Goal of the exercise
Reproduce the records below exactly as they appear.

Data about app and page elements:
+++

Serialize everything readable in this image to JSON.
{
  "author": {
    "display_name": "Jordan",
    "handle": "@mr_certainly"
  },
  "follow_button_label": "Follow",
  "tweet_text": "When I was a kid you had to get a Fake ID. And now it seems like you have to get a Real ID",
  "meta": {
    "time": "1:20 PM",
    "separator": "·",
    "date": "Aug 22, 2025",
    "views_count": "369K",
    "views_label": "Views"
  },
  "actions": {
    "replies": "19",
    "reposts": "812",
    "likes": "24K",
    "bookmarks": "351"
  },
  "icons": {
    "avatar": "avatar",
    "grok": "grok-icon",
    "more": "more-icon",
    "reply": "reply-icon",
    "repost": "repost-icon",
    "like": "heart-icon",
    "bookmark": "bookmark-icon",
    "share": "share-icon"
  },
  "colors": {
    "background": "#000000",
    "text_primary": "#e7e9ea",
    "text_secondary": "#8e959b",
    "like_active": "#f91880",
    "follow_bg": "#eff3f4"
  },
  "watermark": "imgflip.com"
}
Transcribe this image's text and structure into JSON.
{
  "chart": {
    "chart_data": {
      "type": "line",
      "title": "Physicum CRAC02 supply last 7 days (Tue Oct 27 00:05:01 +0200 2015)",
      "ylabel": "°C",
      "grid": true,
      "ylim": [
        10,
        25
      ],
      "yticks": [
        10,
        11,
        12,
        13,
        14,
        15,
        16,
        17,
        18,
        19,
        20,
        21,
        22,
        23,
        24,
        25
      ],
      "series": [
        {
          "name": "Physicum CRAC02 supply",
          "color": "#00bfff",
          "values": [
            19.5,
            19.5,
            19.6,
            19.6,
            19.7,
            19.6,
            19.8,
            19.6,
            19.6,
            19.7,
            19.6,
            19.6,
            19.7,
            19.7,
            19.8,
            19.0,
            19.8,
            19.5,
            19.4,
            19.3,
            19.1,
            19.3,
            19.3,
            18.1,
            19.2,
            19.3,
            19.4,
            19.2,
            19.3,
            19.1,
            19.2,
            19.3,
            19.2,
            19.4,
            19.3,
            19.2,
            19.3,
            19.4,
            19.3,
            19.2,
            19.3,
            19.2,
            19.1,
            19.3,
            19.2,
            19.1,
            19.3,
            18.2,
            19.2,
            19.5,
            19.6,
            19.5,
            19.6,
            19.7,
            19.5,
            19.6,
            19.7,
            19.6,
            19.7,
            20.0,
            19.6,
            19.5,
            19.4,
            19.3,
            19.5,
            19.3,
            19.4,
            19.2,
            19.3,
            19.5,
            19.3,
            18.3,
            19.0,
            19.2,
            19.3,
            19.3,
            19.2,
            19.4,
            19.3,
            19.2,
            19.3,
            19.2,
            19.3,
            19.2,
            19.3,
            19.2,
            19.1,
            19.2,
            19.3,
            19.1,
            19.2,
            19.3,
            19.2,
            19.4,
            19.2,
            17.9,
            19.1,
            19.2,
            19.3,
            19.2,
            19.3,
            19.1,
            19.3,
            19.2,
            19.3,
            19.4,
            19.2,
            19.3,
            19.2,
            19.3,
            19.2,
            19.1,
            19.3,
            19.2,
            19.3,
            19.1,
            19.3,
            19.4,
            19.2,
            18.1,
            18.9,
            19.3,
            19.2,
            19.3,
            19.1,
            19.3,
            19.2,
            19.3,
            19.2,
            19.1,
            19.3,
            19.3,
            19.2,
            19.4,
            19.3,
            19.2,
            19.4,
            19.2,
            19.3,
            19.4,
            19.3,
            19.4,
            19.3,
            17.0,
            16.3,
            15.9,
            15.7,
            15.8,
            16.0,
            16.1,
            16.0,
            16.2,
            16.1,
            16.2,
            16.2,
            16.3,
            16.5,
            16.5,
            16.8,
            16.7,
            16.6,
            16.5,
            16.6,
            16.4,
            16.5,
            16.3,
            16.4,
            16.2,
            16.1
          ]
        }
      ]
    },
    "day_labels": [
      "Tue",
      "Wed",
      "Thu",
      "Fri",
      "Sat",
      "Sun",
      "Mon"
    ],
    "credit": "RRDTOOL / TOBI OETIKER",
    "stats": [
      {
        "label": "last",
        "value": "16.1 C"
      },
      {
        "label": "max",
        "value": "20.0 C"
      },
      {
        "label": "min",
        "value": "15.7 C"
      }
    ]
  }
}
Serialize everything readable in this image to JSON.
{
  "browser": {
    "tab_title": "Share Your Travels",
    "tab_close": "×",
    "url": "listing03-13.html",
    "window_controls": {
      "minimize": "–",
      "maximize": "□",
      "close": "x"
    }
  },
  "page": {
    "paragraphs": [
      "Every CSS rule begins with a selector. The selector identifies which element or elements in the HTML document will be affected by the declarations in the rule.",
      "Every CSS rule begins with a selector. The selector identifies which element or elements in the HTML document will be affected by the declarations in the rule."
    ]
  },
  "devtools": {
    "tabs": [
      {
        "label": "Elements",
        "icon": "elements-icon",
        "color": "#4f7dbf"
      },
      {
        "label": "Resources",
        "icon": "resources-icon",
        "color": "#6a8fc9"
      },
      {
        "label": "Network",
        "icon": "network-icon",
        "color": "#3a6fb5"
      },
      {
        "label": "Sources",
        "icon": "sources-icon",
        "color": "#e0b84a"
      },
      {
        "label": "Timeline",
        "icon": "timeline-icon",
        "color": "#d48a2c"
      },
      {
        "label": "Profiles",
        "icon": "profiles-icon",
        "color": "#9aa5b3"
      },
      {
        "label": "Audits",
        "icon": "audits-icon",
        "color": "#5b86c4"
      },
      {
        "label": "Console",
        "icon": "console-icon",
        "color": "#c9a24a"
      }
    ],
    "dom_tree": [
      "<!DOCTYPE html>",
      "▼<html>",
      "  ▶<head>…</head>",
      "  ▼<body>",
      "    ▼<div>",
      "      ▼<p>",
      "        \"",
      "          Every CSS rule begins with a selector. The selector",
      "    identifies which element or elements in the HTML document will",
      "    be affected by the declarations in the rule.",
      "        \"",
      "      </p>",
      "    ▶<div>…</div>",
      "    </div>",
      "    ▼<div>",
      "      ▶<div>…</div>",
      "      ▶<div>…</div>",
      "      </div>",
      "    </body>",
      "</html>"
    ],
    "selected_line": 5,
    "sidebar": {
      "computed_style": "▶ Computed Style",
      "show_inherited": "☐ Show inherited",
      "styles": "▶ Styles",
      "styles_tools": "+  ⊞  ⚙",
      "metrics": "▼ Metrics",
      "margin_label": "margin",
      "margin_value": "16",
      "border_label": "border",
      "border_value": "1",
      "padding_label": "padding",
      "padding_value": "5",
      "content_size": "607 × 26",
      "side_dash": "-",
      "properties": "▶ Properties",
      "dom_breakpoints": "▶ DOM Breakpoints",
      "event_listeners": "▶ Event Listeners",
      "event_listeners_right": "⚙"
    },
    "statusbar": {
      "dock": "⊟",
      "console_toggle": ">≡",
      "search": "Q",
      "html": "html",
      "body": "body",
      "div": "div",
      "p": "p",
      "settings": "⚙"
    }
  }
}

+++

Answer for this exercise
Serialize everything readable in this image to JSON.
{
  "author": {
    "display_name": "Jordan",
    "handle": "@mr_certainly"
  },
  "follow_button_label": "Follow",
  "tweet_text": "When I was a kid you had to get a Fake ID. And now it seems like you have to get a Real ID",
  "meta": {
    "time": "1:20 PM",
    "separator": "·",
    "date": "Aug 22, 2025",
    "views_count": "369K",
    "views_label": "Views"
  },
  "actions": {
    "replies": "19",
    "reposts": "812",
    "likes": "24K",
    "bookmarks": "351"
  },
  "icons": {
    "avatar": "avatar",
    "grok": "grok-icon",
    "more": "more-icon",
    "reply": "reply-icon",
    "repost": "repost-icon",
    "like": "heart-icon",
    "bookmark": "bookmark-icon",
    "share": "share-icon"
  },
  "colors": {
    "background": "#000000",
    "text_primary": "#e7e9ea",
    "text_secondary": "#8e959b",
    "like_active": "#f91880",
    "follow_bg": "#eff3f4"
  },
  "watermark": "imgflip.com"
}
Transcribe this image's text and structure into JSON.
{
  "chart": {
    "chart_data": {
      "type": "line",
      "title": "Physicum CRAC02 supply last 7 days (Tue Oct 27 00:05:01 +0200 2015)",
      "ylabel": "°C",
      "grid": true,
      "ylim": [
        10,
        25
      ],
      "yticks": [
        10,
        11,
        12,
        13,
        14,
        15,
        16,
        17,
        18,
        19,
        20,
        21,
        22,
        23,
        24,
        25
      ],
      "series": [
        {
          "name": "Physicum CRAC02 supply",
          "color": "#00bfff",
          "values": [
            19.5,
            19.5,
            19.6,
            19.6,
            19.7,
            19.6,
            19.8,
            19.6,
            19.6,
            19.7,
            19.6,
            19.6,
            19.7,
            19.7,
            19.8,
            19.0,
            19.8,
            19.5,
            19.4,
            19.3,
            19.1,
            19.3,
            19.3,
            18.1,
            19.2,
            19.3,
            19.4,
            19.2,
            19.3,
            19.1,
            19.2,
            19.3,
            19.2,
            19.4,
            19.3,
            19.2,
            19.3,
            19.4,
            19.3,
            19.2,
            19.3,
            19.2,
            19.1,
            19.3,
            19.2,
            19.1,
            19.3,
            18.2,
            19.2,
            19.5,
            19.6,
            19.5,
            19.6,
            19.7,
            19.5,
            19.6,
            19.7,
            19.6,
            19.7,
            20.0,
            19.6,
            19.5,
            19.4,
            19.3,
            19.5,
            19.3,
            19.4,
            19.2,
            19.3,
            19.5,
            19.3,
            18.3,
            19.0,
            19.2,
            19.3,
            19.3,
            19.2,
            19.4,
            19.3,
            19.2,
            19.3,
            19.2,
            19.3,
            19.2,
            19.3,
            19.2,
            19.1,
            19.2,
            19.3,
            19.1,
            19.2,
            19.3,
            19.2,
            19.4,
            19.2,
            17.9,
            19.1,
            19.2,
            19.3,
            19.2,
            19.3,
            19.1,
            19.3,
            19.2,
            19.3,
            19.4,
            19.2,
            19.3,
            19.2,
            19.3,
            19.2,
            19.1,
            19.3,
            19.2,
            19.3,
            19.1,
            19.3,
            19.4,
            19.2,
            18.1,
            18.9,
            19.3,
            19.2,
            19.3,
            19.1,
            19.3,
            19.2,
            19.3,
            19.2,
            19.1,
            19.3,
            19.3,
            19.2,
            19.4,
            19.3,
            19.2,
            19.4,
            19.2,
            19.3,
            19.4,
            19.3,
            19.4,
            19.3,
            17.0,
            16.3,
            15.9,
            15.7,
            15.8,
            16.0,
            16.1,
            16.0,
            16.2,
            16.1,
            16.2,
            16.2,
            16.3,
            16.5,
            16.5,
            16.8,
            16.7,
            16.6,
            16.5,
            16.6,
            16.4,
            16.5,
            16.3,
            16.4,
            16.2,
            16.1
          ]
        }
      ]
    },
    "day_labels": [
      "Tue",
      "Wed",
      "Thu",
      "Fri",
      "Sat",
      "Sun",
      "Mon"
    ],
    "credit": "RRDTOOL / TOBI OETIKER",
    "stats": [
      {
        "label": "last",
        "value": "16.1 C"
      },
      {
        "label": "max",
        "value": "20.0 C"
      },
      {
        "label": "min",
        "value": "15.7 C"
      }
    ]
  }
}
Serialize everything readable in this image to JSON.
{
  "browser": {
    "tab_title": "Share Your Travels",
    "tab_close": "×",
    "url": "listing03-13.html",
    "window_controls": {
      "minimize": "–",
      "maximize": "□",
      "close": "x"
    }
  },
  "page": {
    "paragraphs": [
      "Every CSS rule begins with a selector. The selector identifies which element or elements in the HTML document will be affected by the declarations in the rule.",
      "Every CSS rule begins with a selector. The selector identifies which element or elements in the HTML document will be affected by the declarations in the rule."
    ]
  },
  "devtools": {
    "tabs": [
      {
        "label": "Elements",
        "icon": "elements-icon",
        "color": "#4f7dbf"
      },
      {
        "label": "Resources",
        "icon": "resources-icon",
        "color": "#6a8fc9"
      },
      {
        "label": "Network",
        "icon": "network-icon",
        "color": "#3a6fb5"
      },
      {
        "label": "Sources",
        "icon": "sources-icon",
        "color": "#e0b84a"
      },
      {
        "label": "Timeline",
        "icon": "timeline-icon",
        "color": "#d48a2c"
      },
      {
        "label": "Profiles",
        "icon": "profiles-icon",
        "color": "#9aa5b3"
      },
      {
        "label": "Audits",
        "icon": "audits-icon",
        "color": "#5b86c4"
      },
      {
        "label": "Console",
        "icon": "console-icon",
        "color": "#c9a24a"
      }
    ],
    "dom_tree": [
      "<!DOCTYPE html>",
      "▼<html>",
      "  ▶<head>…</head>",
      "  ▼<body>",
      "    ▼<div>",
      "      ▼<p>",
      "        \"",
      "          Every CSS rule begins with a selector. The selector",
      "    identifies which element or elements in the HTML document will",
      "    be affected by the declarations in the rule.",
      "        \"",
      "      </p>",
      "    ▶<div>…</div>",
      "    </div>",
      "    ▼<div>",
      "      ▶<div>…</div>",
      "      ▶<div>…</div>",
      "      </div>",
      "    </body>",
      "</html>"
    ],
    "selected_line": 5,
    "sidebar": {
      "computed_style": "▶ Computed Style",
      "show_inherited": "☐ Show inherited",
      "styles": "▶ Styles",
      "styles_tools": "+  ⊞  ⚙",
      "metrics": "▼ Metrics",
      "margin_label": "margin",
      "margin_value": "16",
      "border_label": "border",
      "border_value": "1",
      "padding_label": "padding",
      "padding_value": "5",
      "content_size": "607 × 26",
      "side_dash": "-",
      "properties": "▶ Properties",
      "dom_breakpoints": "▶ DOM Breakpoints",
      "event_listeners": "▶ Event Listeners",
      "event_listeners_right": "⚙"
    },
    "statusbar": {
      "dock": "⊟",
      "console_toggle": ">≡",
      "search": "Q",
      "html": "html",
      "body": "body",
      "div": "div",
      "p": "p",
      "settings": "⚙"
    }
  }
}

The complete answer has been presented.